# GOAL OF THE EXERCISE
If a line in the records below holds the word "icon", copy it.

(Records drawn from a dataset)
■ ■ ■ ■ ■ ■ ■
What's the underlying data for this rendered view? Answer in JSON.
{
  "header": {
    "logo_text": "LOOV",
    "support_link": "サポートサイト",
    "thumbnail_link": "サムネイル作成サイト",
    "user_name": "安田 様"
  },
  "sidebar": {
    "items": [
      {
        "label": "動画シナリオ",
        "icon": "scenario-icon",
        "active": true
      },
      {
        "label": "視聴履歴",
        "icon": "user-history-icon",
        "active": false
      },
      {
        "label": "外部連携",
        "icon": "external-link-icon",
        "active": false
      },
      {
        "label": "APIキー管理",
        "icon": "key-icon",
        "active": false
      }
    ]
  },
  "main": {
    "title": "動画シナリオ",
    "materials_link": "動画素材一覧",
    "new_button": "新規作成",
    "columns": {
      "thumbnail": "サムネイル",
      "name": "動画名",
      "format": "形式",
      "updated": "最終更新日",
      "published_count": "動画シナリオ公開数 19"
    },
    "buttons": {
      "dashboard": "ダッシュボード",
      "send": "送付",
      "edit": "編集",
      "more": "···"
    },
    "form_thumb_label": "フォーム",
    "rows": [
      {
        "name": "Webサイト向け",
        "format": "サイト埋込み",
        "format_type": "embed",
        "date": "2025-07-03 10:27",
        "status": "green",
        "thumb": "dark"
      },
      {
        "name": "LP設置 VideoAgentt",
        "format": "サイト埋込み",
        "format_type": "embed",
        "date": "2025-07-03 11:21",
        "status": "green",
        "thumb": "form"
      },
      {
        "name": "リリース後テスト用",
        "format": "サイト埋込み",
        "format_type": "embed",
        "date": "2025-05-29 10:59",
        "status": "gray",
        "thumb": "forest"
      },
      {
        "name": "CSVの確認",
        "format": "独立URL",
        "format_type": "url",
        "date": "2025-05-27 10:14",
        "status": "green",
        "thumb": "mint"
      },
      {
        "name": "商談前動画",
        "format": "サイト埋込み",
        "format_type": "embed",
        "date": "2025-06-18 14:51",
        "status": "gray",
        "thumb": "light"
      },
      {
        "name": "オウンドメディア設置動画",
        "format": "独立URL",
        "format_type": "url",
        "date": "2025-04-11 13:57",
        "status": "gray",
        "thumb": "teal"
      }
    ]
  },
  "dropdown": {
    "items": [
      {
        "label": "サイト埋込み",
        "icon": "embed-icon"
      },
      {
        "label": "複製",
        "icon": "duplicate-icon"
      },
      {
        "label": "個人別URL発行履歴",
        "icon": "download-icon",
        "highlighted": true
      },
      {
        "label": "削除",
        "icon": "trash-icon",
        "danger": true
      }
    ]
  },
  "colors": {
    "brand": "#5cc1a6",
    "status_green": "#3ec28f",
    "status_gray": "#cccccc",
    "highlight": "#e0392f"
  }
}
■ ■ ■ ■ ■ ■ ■
# ANSWER SPACE
        "icon": "scenario-icon",
        "icon": "user-history-icon",
        "icon": "external-link-icon",
        "icon": "key-icon",
        "icon": "embed-icon"
        "icon": "duplicate-icon"
        "icon": "download-icon",
        "icon": "trash-icon",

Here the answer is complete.